Within industrial premises environments, the high-speed data networks that exist offer an environment where wearable IIoT can thrive. Wearable data-based technologies rely upon the ability to interact with a range of sensor data. How data is collected and then used to make practical decisions, is a critical component of how wearable technologies across industries will develop. 

A good example is the recent inclusion of Thales’ eSIM into the new smartwatch launched by OPPO.  Using the eSIM , enables cellular connections to be easily and automatically made. Often, smartwatches will have to be tethered to a smartphone to make the cellular connection. Using Thales' eSIM untethers the watch to allow users seamless access to digital services. 

In the context of wearable IIoT, this level of device independence can deliver a raft of advantages, none more so than off-site monitoring of processes. And as there is no need for a bulky SIM, wearable connected devices can be thin and light – which are prerequisites for any mass uptake of wearable technologies.

Making these devices independent of traditional network provisioning is also a powerful innovation for the IIoT space. Thales’ Instant Connect, coupled with eSIM is a powerful combination that wearable OEMs can use. 

All of the services assigned to the wearable device are instantly available on power-up, removing a significant barrier to user uptake when wearable devices use traditional SIMs. All eSIM IoT devices are instant on and instantly ready. 

As the IIoT space expands, the number of services becoming available to industry uses will be diverse. MNOs and OEMs will offer many of these services on a subscription basis. 

Thales’ eSIM Subscription Management platform connects the wearable device seamlessly to these services. It’s an ecosystem that will drive the wearable IIoT environment to become a rich space of applications and services. Each industry user can choose to build their own bespoke services, delivered by lightweight wearable devices.

Industry 4.0 is quickly coming into focus as industries can see the benefits of digitization to their operations. Overseeing these processes, empowering managers, and delivering new levels of process insight, can all now be provided with wearable technologies.

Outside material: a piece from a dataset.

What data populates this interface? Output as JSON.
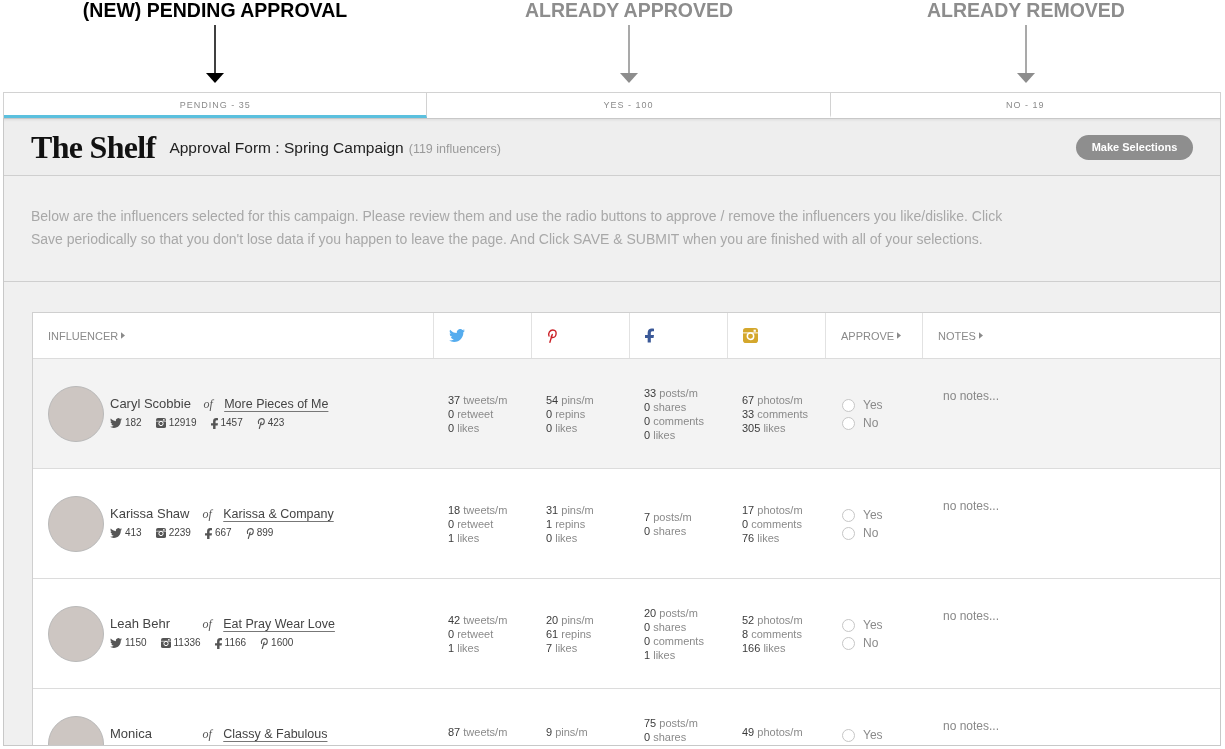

All businesses that want to remain competitive, keep their staff safe and secure, and deliver tangible efficiency gains, should place wearable technologies on their IIoT roadmaps.

Related article: Smart manufacturing and the IoT are driving the Industry 4.0 revolution